People from all walks of life took part in the training course. For example, one man from India, who had been living and working in Estonia for a year, had decided to relocate his wife and two little children here. They came to take part in the programme all together to learn how to find a kindergarten for their children, how to choose a school for them later, and what children’s rights and parents’ obligations are. In their turn, the kids had plenty of fun activities, which gave them knowledge about Estonian culture, nature and traditions.
They could also study the map of Estonia and learn about the country’s most common birds and animals, watch videos of the song and dance festivals and learn how Christmas, Independence Day, St John’s Day, St Martin’s Day and other holidays are celebrated here.
One of the participants was a woman from France who was planning to bring her pre-school daughter to Estonia.
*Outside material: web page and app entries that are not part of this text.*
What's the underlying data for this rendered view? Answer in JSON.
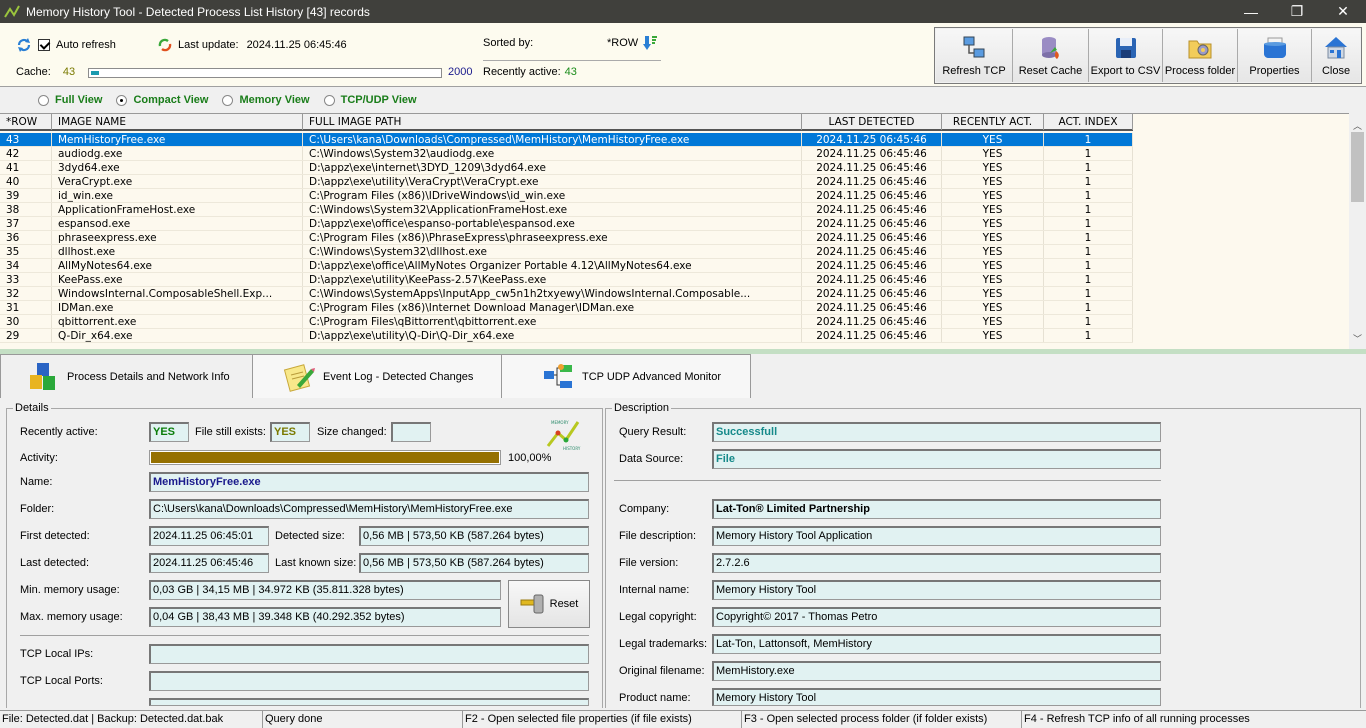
{
  "window": {
    "title": "Memory History Tool - Detected Process List History [43] records",
    "minimize": "—",
    "maximize": "❐",
    "close": "✕"
  },
  "topbar": {
    "auto_refresh_label": "Auto refresh",
    "auto_refresh_checked": true,
    "last_update_label": "Last update:",
    "last_update_value": "2024.11.25 06:45:46",
    "sorted_by_label": "Sorted by:",
    "sorted_by_value": "*ROW",
    "cache_label": "Cache:",
    "cache_value": "43",
    "cache_max": "2000",
    "cache_fraction": 0.0215,
    "recently_active_label": "Recently active:",
    "recently_active_value": "43"
  },
  "toolbar": {
    "buttons": [
      {
        "label": "Refresh TCP",
        "icon": "network-computers-icon"
      },
      {
        "label": "Reset Cache",
        "icon": "database-reset-icon"
      },
      {
        "label": "Export to CSV",
        "icon": "floppy-disk-icon"
      },
      {
        "label": "Process folder",
        "icon": "folder-gear-icon"
      },
      {
        "label": "Properties",
        "icon": "blue-box-icon"
      },
      {
        "label": "Close",
        "icon": "home-icon"
      }
    ]
  },
  "views": [
    {
      "label": "Full View",
      "selected": false
    },
    {
      "label": "Compact View",
      "selected": true
    },
    {
      "label": "Memory View",
      "selected": false
    },
    {
      "label": "TCP/UDP View",
      "selected": false
    }
  ],
  "grid": {
    "columns": [
      "*ROW",
      "IMAGE NAME",
      "FULL IMAGE PATH",
      "LAST DETECTED",
      "RECENTLY ACT.",
      "ACT. INDEX"
    ],
    "rows": [
      [
        "43",
        "MemHistoryFree.exe",
        "C:\\Users\\kana\\Downloads\\Compressed\\MemHistory\\MemHistoryFree.exe",
        "2024.11.25 06:45:46",
        "YES",
        "1"
      ],
      [
        "42",
        "audiodg.exe",
        "C:\\Windows\\System32\\audiodg.exe",
        "2024.11.25 06:45:46",
        "YES",
        "1"
      ],
      [
        "41",
        "3dyd64.exe",
        "D:\\appz\\exe\\internet\\3DYD_1209\\3dyd64.exe",
        "2024.11.25 06:45:46",
        "YES",
        "1"
      ],
      [
        "40",
        "VeraCrypt.exe",
        "D:\\appz\\exe\\utility\\VeraCrypt\\VeraCrypt.exe",
        "2024.11.25 06:45:46",
        "YES",
        "1"
      ],
      [
        "39",
        "id_win.exe",
        "C:\\Program Files (x86)\\IDriveWindows\\id_win.exe",
        "2024.11.25 06:45:46",
        "YES",
        "1"
      ],
      [
        "38",
        "ApplicationFrameHost.exe",
        "C:\\Windows\\System32\\ApplicationFrameHost.exe",
        "2024.11.25 06:45:46",
        "YES",
        "1"
      ],
      [
        "37",
        "espansod.exe",
        "D:\\appz\\exe\\office\\espanso-portable\\espansod.exe",
        "2024.11.25 06:45:46",
        "YES",
        "1"
      ],
      [
        "36",
        "phraseexpress.exe",
        "C:\\Program Files (x86)\\PhraseExpress\\phraseexpress.exe",
        "2024.11.25 06:45:46",
        "YES",
        "1"
      ],
      [
        "35",
        "dllhost.exe",
        "C:\\Windows\\System32\\dllhost.exe",
        "2024.11.25 06:45:46",
        "YES",
        "1"
      ],
      [
        "34",
        "AllMyNotes64.exe",
        "D:\\appz\\exe\\office\\AllMyNotes Organizer Portable 4.12\\AllMyNotes64.exe",
        "2024.11.25 06:45:46",
        "YES",
        "1"
      ],
      [
        "33",
        "KeePass.exe",
        "D:\\appz\\exe\\utility\\KeePass-2.57\\KeePass.exe",
        "2024.11.25 06:45:46",
        "YES",
        "1"
      ],
      [
        "32",
        "WindowsInternal.ComposableShell.Exp...",
        "C:\\Windows\\SystemApps\\InputApp_cw5n1h2txyewy\\WindowsInternal.Composable...",
        "2024.11.25 06:45:46",
        "YES",
        "1"
      ],
      [
        "31",
        "IDMan.exe",
        "C:\\Program Files (x86)\\Internet Download Manager\\IDMan.exe",
        "2024.11.25 06:45:46",
        "YES",
        "1"
      ],
      [
        "30",
        "qbittorrent.exe",
        "C:\\Program Files\\qBittorrent\\qbittorrent.exe",
        "2024.11.25 06:45:46",
        "YES",
        "1"
      ],
      [
        "29",
        "Q-Dir_x64.exe",
        "D:\\appz\\exe\\utility\\Q-Dir\\Q-Dir_x64.exe",
        "2024.11.25 06:45:46",
        "YES",
        "1"
      ]
    ],
    "selected_row": 0
  },
  "tabs": [
    {
      "label": "Process Details and Network Info",
      "icon": "cubes-icon"
    },
    {
      "label": "Event Log - Detected Changes",
      "icon": "notepad-pencil-icon"
    },
    {
      "label": "TCP UDP Advanced Monitor",
      "icon": "network-diagram-icon"
    }
  ],
  "details": {
    "legend": "Details",
    "recently_active_label": "Recently active:",
    "recently_active_value": "YES",
    "file_exists_label": "File still exists:",
    "file_exists_value": "YES",
    "size_changed_label": "Size changed:",
    "size_changed_value": "",
    "activity_label": "Activity:",
    "activity_percent": 100,
    "activity_text": "100,00%",
    "name_label": "Name:",
    "name_value": "MemHistoryFree.exe",
    "folder_label": "Folder:",
    "folder_value": "C:\\Users\\kana\\Downloads\\Compressed\\MemHistory\\MemHistoryFree.exe",
    "first_detected_label": "First detected:",
    "first_detected_value": "2024.11.25 06:45:01",
    "detected_size_label": "Detected size:",
    "detected_size_value": "0,56 MB | 573,50 KB (587.264 bytes)",
    "last_detected_label": "Last detected:",
    "last_detected_value": "2024.11.25 06:45:46",
    "last_known_size_label": "Last known size:",
    "last_known_size_value": "0,56 MB | 573,50 KB (587.264 bytes)",
    "min_mem_label": "Min. memory usage:",
    "min_mem_value": "0,03 GB | 34,15 MB | 34.972 KB (35.811.328 bytes)",
    "max_mem_label": "Max. memory usage:",
    "max_mem_value": "0,04 GB | 38,43 MB | 39.348 KB (40.292.352 bytes)",
    "reset_label": "Reset",
    "tcp_ips_label": "TCP Local IPs:",
    "tcp_ips_value": "",
    "tcp_ports_label": "TCP Local Ports:",
    "tcp_ports_value": ""
  },
  "description": {
    "legend": "Description",
    "query_result_label": "Query Result:",
    "query_result_value": "Successfull",
    "data_source_label": "Data Source:",
    "data_source_value": "File",
    "company_label": "Company:",
    "company_value": "Lat-Ton® Limited Partnership",
    "file_desc_label": "File description:",
    "file_desc_value": "Memory History Tool Application",
    "file_version_label": "File version:",
    "file_version_value": "2.7.2.6",
    "internal_name_label": "Internal name:",
    "internal_name_value": "Memory History Tool",
    "copyright_label": "Legal copyright:",
    "copyright_value": "Copyright© 2017 - Thomas Petro",
    "trademarks_label": "Legal trademarks:",
    "trademarks_value": "Lat-Ton, Lattonsoft, MemHistory",
    "orig_filename_label": "Original filename:",
    "orig_filename_value": "MemHistory.exe",
    "product_name_label": "Product name:",
    "product_name_value": "Memory History Tool"
  },
  "statusbar": [
    "File: Detected.dat | Backup: Detected.dat.bak",
    "Query done",
    "F2 - Open selected file properties (if file exists)",
    "F3 - Open selected process folder (if folder exists)",
    "F4 - Refresh TCP info of all running processes"
  ],
  "colors": {
    "selection": "#0078d7",
    "activity_bar": "#957000",
    "cache_bar": "#1a9aae",
    "field_bg": "#e1f2f2",
    "view_label": "#1a7d1a",
    "titlebar": "#40403c"
  }
}
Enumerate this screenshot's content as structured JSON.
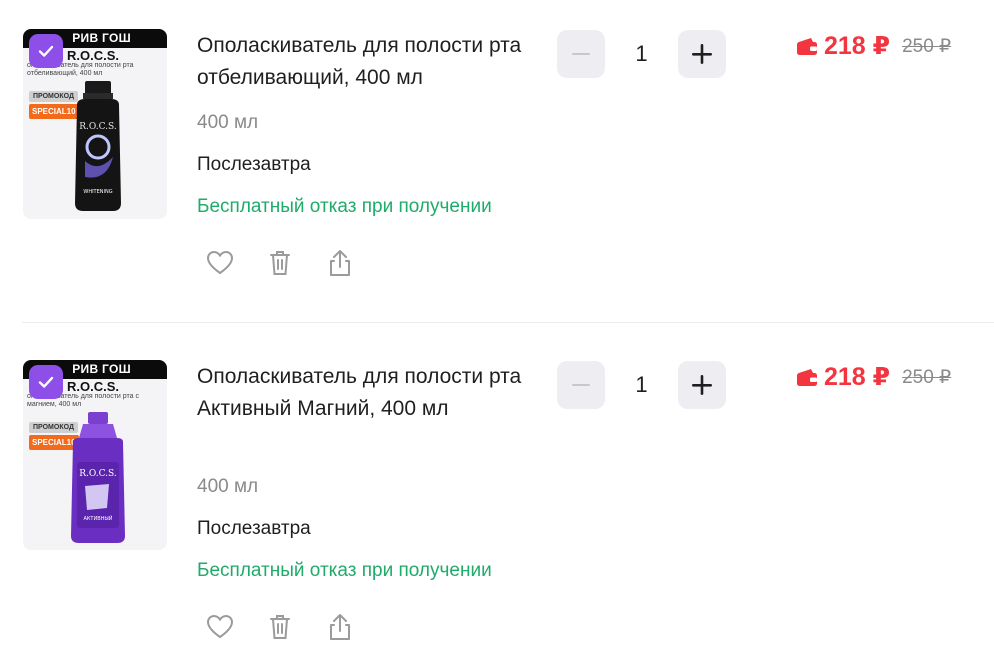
{
  "colors": {
    "accent_purple": "#8e4ee8",
    "price_red": "#f2353f",
    "refund_green": "#1fab6a",
    "promo_orange": "#f26a1b"
  },
  "items": [
    {
      "image": {
        "brand": "РИВ ГОШ",
        "title": "R.O.C.S.",
        "subtitle": "ополаскиватель для полости рта отбеливающий, 400 мл",
        "promo_label": "ПРОМОКОД",
        "promo_code": "SPECIAL10",
        "bottle_logo": "R.O.C.S.",
        "bottle_text": "WHITENING"
      },
      "name": "Ополаскиватель для полости рта отбеливающий, 400 мл",
      "volume": "400 мл",
      "delivery": "Послезавтра",
      "refund": "Бесплатный отказ при получении",
      "quantity": "1",
      "price": "218 ₽",
      "old_price": "250 ₽",
      "icons": [
        "checkbox-icon",
        "heart-icon",
        "trash-icon",
        "share-icon",
        "minus-icon",
        "plus-icon",
        "wallet-icon"
      ]
    },
    {
      "image": {
        "brand": "РИВ ГОШ",
        "title": "R.O.C.S.",
        "subtitle": "ополаскиватель для полости рта с магнием, 400 мл",
        "promo_label": "ПРОМОКОД",
        "promo_code": "SPECIAL10",
        "bottle_logo": "R.O.C.S.",
        "bottle_text": "АКТИВНЫЙ"
      },
      "name": "Ополаскиватель для полости рта Активный Магний, 400 мл",
      "volume": "400 мл",
      "delivery": "Послезавтра",
      "refund": "Бесплатный отказ при получении",
      "quantity": "1",
      "price": "218 ₽",
      "old_price": "250 ₽",
      "icons": [
        "checkbox-icon",
        "heart-icon",
        "trash-icon",
        "share-icon",
        "minus-icon",
        "plus-icon",
        "wallet-icon"
      ]
    }
  ]
}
She came to the training course to better understand what the process would look like, what kind of a school system she could expect for her daughter, whether she would be able to ensure her child’s adaptation was as smooth as possible and how to do it.